It can accelerate your progress and also makes sure that all your scripting plays well together. Bootstrap can make your themes much simpler if you use more than one or two of them, but if you only use one or two of them, there may be a more effective way with less additional script.
I don't think Bootstrap is the right choice for all WordPress topic creators. Below are some of the drawbacks of using Bootstrap when designing your designs. I have already mentioned the fast response grids system in Bootstrap's style sheets and the variety of class types you can use to do this in your design.
That' s great if you are willing to get familiar with these classrooms and figure out how to use them in your subject. There are 155 rows of codes in the style sheet only for this raster in the smallest width of the screen: that's a long way to go if you want to make the most of it and need more than most theming.
When your designs use a significant portion of this style (or you will be using Bootstrap to promote several designs ), it's rewarding to take the initiative to find out how Bootstrap style works. However, if you only need a few pillars and an attractive look, it might be exaggerated.
Bootstrap's uses an old hypothesis about monitor and equipment width for querying resources. Since about a year, response developments have been shifting from pre-defined stop points for press inquiries to design-oriented stop points. Whilst these medium requests are built on the bootstrap theme and will certainly work with it (i.e. should not cause issues on the featured hardware or browser, of which there are many), it does not provide the versatility you have when programming your own.
Adding an interquery to your style sheet would require you to adopt the 155 rows spacing for the raster system and adjust it to your new key point - not a job I would begrudge you! Yes, I suppose you have been awaiting this one - the stick respond of any sceptical web developers to a new frameworks or tools.
The Bootstrap undoubtedly offers you a great deal of features and style that you can use in your design, and that's a great thing. File sizes are reduced, which helps, but still, do you really need all the spare codes in your design? Include bootstrap in your design, call the style sheet from the style sheet of your design, and you have a ready-made, fast-reacting lay-out that just looks good.

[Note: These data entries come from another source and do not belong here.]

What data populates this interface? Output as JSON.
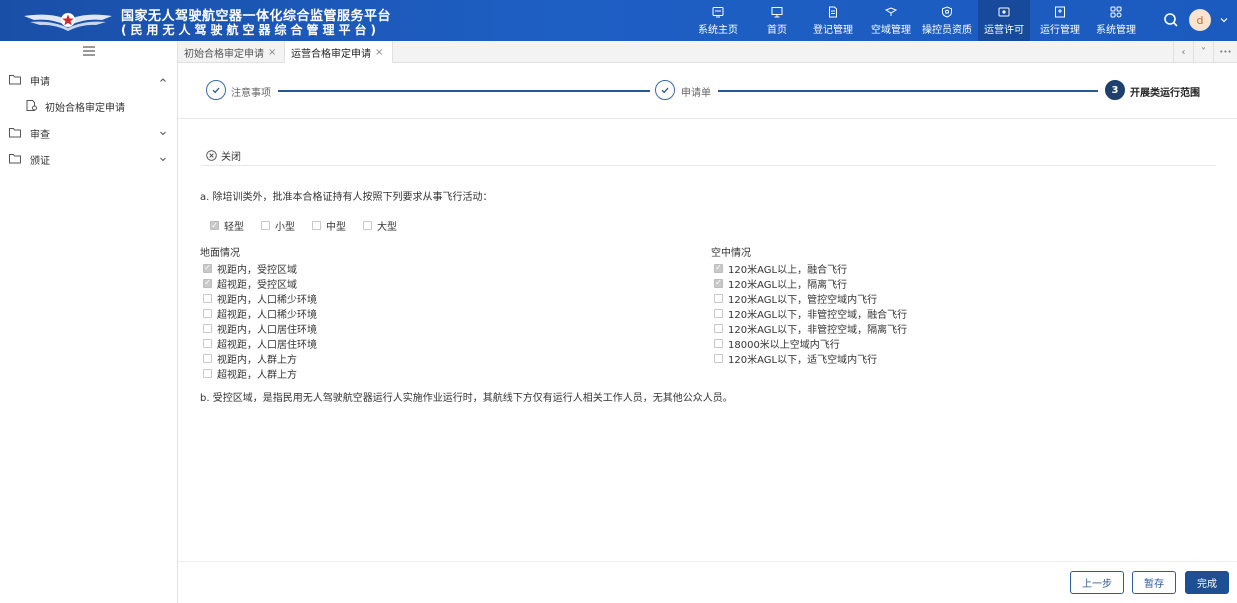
{
  "header": {
    "title_line1": "国家无人驾驶航空器一体化综合监管服务平台",
    "title_line2": "(民用无人驾驶航空器综合管理平台)",
    "nav": [
      {
        "label": "系统主页",
        "icon": "home-screen-icon"
      },
      {
        "label": "首页",
        "icon": "monitor-icon"
      },
      {
        "label": "登记管理",
        "icon": "document-icon"
      },
      {
        "label": "空域管理",
        "icon": "airspace-icon"
      },
      {
        "label": "操控员资质",
        "icon": "shield-icon"
      },
      {
        "label": "运营许可",
        "icon": "license-icon"
      },
      {
        "label": "运行管理",
        "icon": "calendar-icon"
      },
      {
        "label": "系统管理",
        "icon": "settings-icon"
      }
    ],
    "avatar_letter": "d"
  },
  "sidebar": {
    "items": [
      {
        "label": "申请"
      },
      {
        "label": "初始合格审定申请"
      },
      {
        "label": "审查"
      },
      {
        "label": "颁证"
      }
    ]
  },
  "tabs": [
    {
      "label": "初始合格审定申请",
      "close": "×"
    },
    {
      "label": "运营合格审定申请",
      "close": "×"
    }
  ],
  "tab_controls": {
    "prev": "‹",
    "more": "˅",
    "dots": "•••"
  },
  "steps": [
    {
      "label": "注意事项",
      "state": "done"
    },
    {
      "label": "申请单",
      "state": "done"
    },
    {
      "label": "开展类运行范围",
      "number": "3",
      "state": "current"
    }
  ],
  "content": {
    "close_label": "关闭",
    "intro_a": "a. 除培训类外，批准本合格证持有人按照下列要求从事飞行活动：",
    "types": [
      {
        "label": "轻型",
        "checked": true
      },
      {
        "label": "小型",
        "checked": false
      },
      {
        "label": "中型",
        "checked": false
      },
      {
        "label": "大型",
        "checked": false
      }
    ],
    "ground_title": "地面情况",
    "ground_options": [
      {
        "label": "视距内，受控区域",
        "checked": true
      },
      {
        "label": "超视距，受控区域",
        "checked": true
      },
      {
        "label": "视距内，人口稀少环境",
        "checked": false
      },
      {
        "label": "超视距，人口稀少环境",
        "checked": false
      },
      {
        "label": "视距内，人口居住环境",
        "checked": false
      },
      {
        "label": "超视距，人口居住环境",
        "checked": false
      },
      {
        "label": "视距内，人群上方",
        "checked": false
      },
      {
        "label": "超视距，人群上方",
        "checked": false
      }
    ],
    "air_title": "空中情况",
    "air_options": [
      {
        "label": "120米AGL以上，融合飞行",
        "checked": true
      },
      {
        "label": "120米AGL以上，隔离飞行",
        "checked": true
      },
      {
        "label": "120米AGL以下，管控空域内飞行",
        "checked": false
      },
      {
        "label": "120米AGL以下，非管控空域，融合飞行",
        "checked": false
      },
      {
        "label": "120米AGL以下，非管控空域，隔离飞行",
        "checked": false
      },
      {
        "label": "18000米以上空域内飞行",
        "checked": false
      },
      {
        "label": "120米AGL以下，适飞空域内飞行",
        "checked": false
      }
    ],
    "note_b": "b. 受控区域，是指民用无人驾驶航空器运行人实施作业运行时，其航线下方仅有运行人相关工作人员，无其他公众人员。"
  },
  "footer": {
    "prev_label": "上一步",
    "save_label": "暂存",
    "finish_label": "完成"
  }
}
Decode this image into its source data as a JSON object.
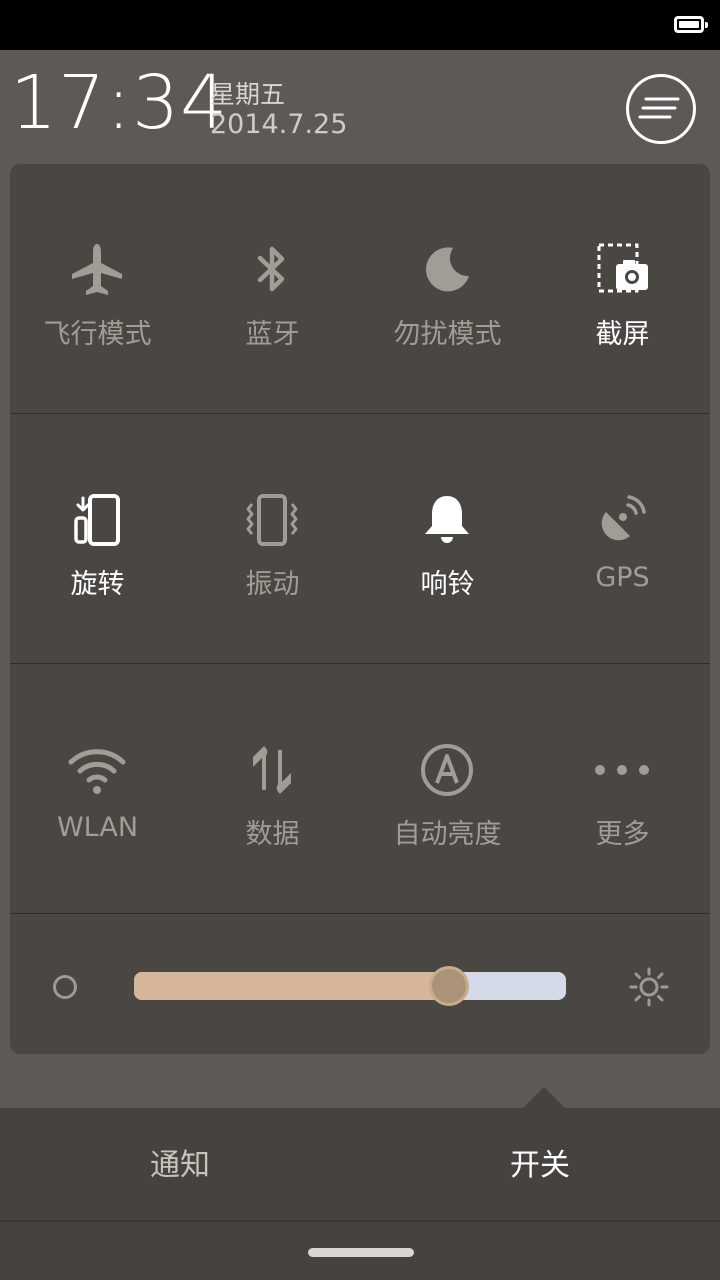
{
  "header": {
    "time": "17:34",
    "weekday": "星期五",
    "date": "2014.7.25"
  },
  "toggles": [
    {
      "label": "飞行模式",
      "icon": "airplane-icon",
      "state": "off"
    },
    {
      "label": "蓝牙",
      "icon": "bluetooth-icon",
      "state": "off"
    },
    {
      "label": "勿扰模式",
      "icon": "moon-icon",
      "state": "off"
    },
    {
      "label": "截屏",
      "icon": "screenshot-icon",
      "state": "on"
    },
    {
      "label": "旋转",
      "icon": "rotate-icon",
      "state": "on"
    },
    {
      "label": "振动",
      "icon": "vibrate-icon",
      "state": "off"
    },
    {
      "label": "响铃",
      "icon": "bell-icon",
      "state": "on"
    },
    {
      "label": "GPS",
      "icon": "gps-icon",
      "state": "off"
    },
    {
      "label": "WLAN",
      "icon": "wifi-icon",
      "state": "off"
    },
    {
      "label": "数据",
      "icon": "data-icon",
      "state": "off"
    },
    {
      "label": "自动亮度",
      "icon": "auto-brightness-icon",
      "state": "off"
    },
    {
      "label": "更多",
      "icon": "more-icon",
      "state": "off"
    }
  ],
  "brightness": {
    "level": 0.73
  },
  "tabs": {
    "notifications": "通知",
    "toggles": "开关"
  },
  "colors": {
    "on": "#ffffff",
    "off": "#a09c96",
    "slider_fill": "#d6b598",
    "slider_track": "#d4dbe8"
  }
}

That means your designs are built on what Bootstrap offers, not on what your website requires. There is a risk that many topics will be used with Bootstrap because we end up with so many topics that look basically the same. The WordPress topic creators have done good work in recent years to fend off the allegations of their topics "looking like WordPress", so do we want all our topics to "look like bootstrap"?
In the end, I think that the most important thing that could stop you from using Bootstrap is the fact that it was never developed for working with WordPress and that it works in a completely different way. WordPress themes often give you everything you get from Bootstrap, in a way that's much closer to the way WordPress programmers work.
The Wonderflux topic, for example, is free and open-source and includes a reactive gridsystem (like bootstrap, but less bloated) and a libraries of features and hook that you don't get with bootstrap. One example that Bootstrap and WordPress are not interoperable is the creation of navigational menu designs.
But if you want to get the most out of Bootstrap, you have to waste some of your precious getting to know it. There is a great deal to be learned with Bootstrap, and if you don't want to use everything, it may not be rewarding. Finally, I would like to suggest using Bootstrap in various circumstances: